Welcome to the official, independent student-run newspaper of Hofstra University!

Talk aims to end culture of fear surrounding Ebola

By Elyse CarmosinoSTAFF WRITER

The fear surrounding the Ebola virus has spiraled as a result of media frenzy over the disease.

In the Cultural Center on Wednesday, Nov. 5, Hofstra’s School of Health Sciences and Human Services held a lecture on Ebola presented by Dr. Tefera Gezmu. This lecture was the first in a four-part series the University will hold in an attempt to better educate students on the current epidemic.

A professor at the State University of New Jersey, Gezmu holds a doctorate of philosophy in epidemiology and a master’s degree in public health. He spoke to a packed room about the disease that has had the world in an uproar since news of the outbreak first made headlines earlier this summer.

In his lecture, Gezmu addressed the ways in which poverty and a lack of education and resources have contributed to the fast spread of the disease in West Africa. He showed pictures of dirty makeshift healthcare centers in run-down school buildings and spoke of how little the most affected areas knew of the disease they were losing so many to. He also detailed how the culture and religious beliefs of poorer areas prevented them from burying their dead in ways that would help stop further spreading.

Gezmu then addressed the many rumors and misconceptions that have arisen since the start of the epidemic, including the belief that Ebola is a highly dangerous disease that can be contracted simply by coming in contact with someone who has been affected.

He also addressed the role fear has played in media coverage and the way the public has responded.

“The trouble is not the message but the messenger. What do we show? We show them everything they are afraid of. Is Ebola a contagious disease? No. Ebola does not transmit through the air. However, fear does,” Gezmu said.

Students’ reactions to Gezmu’s talk were overall positive. Junior Britney Nathan found the talk to be informative and compelling.

“I liked that he talked about part of the way you can combat the disease is to pay attention to the culture around the disease,” Nathan said.

Zichen Liu, a member of Hofstra’s Society of Public Health Advocates, also known as SOPHA, said the talk even cleared up some his own misconceptions.
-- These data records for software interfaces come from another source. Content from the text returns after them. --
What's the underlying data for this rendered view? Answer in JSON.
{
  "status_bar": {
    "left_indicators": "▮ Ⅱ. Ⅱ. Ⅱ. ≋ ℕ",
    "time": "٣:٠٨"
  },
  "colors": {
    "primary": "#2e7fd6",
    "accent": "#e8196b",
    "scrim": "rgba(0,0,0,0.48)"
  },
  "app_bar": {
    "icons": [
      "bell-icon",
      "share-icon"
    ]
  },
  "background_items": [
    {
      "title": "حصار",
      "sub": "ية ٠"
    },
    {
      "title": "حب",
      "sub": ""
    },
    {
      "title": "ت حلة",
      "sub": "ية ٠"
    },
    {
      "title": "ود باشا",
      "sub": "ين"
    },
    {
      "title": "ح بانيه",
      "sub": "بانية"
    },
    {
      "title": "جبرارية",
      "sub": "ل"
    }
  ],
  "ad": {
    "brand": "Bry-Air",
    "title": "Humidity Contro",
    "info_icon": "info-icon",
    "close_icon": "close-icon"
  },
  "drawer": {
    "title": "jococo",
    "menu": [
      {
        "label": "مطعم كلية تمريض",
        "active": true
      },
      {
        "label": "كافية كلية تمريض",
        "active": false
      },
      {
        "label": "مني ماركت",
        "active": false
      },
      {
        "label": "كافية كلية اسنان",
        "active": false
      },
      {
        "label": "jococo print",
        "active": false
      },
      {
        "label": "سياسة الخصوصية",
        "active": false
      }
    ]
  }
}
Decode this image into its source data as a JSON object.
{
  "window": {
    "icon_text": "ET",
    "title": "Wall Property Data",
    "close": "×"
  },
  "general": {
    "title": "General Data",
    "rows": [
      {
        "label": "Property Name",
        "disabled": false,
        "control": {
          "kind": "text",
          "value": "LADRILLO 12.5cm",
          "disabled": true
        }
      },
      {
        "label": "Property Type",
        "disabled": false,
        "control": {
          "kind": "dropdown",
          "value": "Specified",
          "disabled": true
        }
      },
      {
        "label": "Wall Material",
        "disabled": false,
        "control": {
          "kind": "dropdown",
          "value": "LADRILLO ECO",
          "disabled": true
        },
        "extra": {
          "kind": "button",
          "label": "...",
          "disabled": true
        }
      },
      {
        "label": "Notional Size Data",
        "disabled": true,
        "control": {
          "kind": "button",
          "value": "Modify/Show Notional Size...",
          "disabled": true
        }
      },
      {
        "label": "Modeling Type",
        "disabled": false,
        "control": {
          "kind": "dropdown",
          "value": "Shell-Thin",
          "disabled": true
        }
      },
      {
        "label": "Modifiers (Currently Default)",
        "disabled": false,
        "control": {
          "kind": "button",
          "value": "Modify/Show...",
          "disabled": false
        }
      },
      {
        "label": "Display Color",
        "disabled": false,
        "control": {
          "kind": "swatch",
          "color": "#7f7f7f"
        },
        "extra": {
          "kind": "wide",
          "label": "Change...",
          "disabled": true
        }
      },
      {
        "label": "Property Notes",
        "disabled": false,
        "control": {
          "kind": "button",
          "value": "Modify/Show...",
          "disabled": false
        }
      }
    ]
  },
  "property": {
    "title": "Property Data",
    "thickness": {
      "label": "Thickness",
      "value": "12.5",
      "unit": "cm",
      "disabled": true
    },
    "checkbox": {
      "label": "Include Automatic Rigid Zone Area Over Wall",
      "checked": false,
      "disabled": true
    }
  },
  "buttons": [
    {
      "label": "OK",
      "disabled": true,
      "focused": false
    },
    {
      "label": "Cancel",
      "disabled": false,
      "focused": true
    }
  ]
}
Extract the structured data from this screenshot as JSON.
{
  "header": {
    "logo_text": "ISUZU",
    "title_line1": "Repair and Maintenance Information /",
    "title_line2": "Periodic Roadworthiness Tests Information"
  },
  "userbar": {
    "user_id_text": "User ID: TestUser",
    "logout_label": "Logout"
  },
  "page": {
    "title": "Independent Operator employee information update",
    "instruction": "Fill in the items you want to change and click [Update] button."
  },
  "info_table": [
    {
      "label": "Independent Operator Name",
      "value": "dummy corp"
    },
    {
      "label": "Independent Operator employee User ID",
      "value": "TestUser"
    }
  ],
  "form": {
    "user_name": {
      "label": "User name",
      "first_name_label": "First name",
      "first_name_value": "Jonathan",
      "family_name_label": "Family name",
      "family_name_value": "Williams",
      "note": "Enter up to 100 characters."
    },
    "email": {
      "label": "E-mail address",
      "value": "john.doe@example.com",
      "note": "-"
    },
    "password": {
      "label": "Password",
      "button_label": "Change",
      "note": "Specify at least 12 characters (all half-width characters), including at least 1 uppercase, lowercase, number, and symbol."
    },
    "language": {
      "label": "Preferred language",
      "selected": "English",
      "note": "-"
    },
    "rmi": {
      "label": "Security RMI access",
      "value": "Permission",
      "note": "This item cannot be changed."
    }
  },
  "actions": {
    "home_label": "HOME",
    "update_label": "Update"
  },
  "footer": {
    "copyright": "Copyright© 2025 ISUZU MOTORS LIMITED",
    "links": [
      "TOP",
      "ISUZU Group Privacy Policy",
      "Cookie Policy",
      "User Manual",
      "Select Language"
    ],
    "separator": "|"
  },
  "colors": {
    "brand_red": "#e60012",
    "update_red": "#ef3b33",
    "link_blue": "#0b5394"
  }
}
“I thought [Ebola] was a very serious disease because of the high death rate, but now I know it’s just transmitted by fluids. There are ways you can easily prevent it,” Liu said.

Senior Ari Richman particularly enjoyed hearing from someone with extensive knowledge on the topic.

“It’s nice to hear from someone who has knowledge on [Ebola], because we only hear it through the media, which is one-sided, so hearing from a different vantage point changes your perspective,” Richman said.

Gezmu said he believes the disease will eventually wash itself out, and left students with an emphasis on the fear that has surrounded the discussion of Ebola.

“I’m glad I’ve been a fire starter in starting this conversation,” he said. “Fear should not cripple us the way it has.”

Lackmann discussions spurred by student opinions

MSA hosts Eid dinner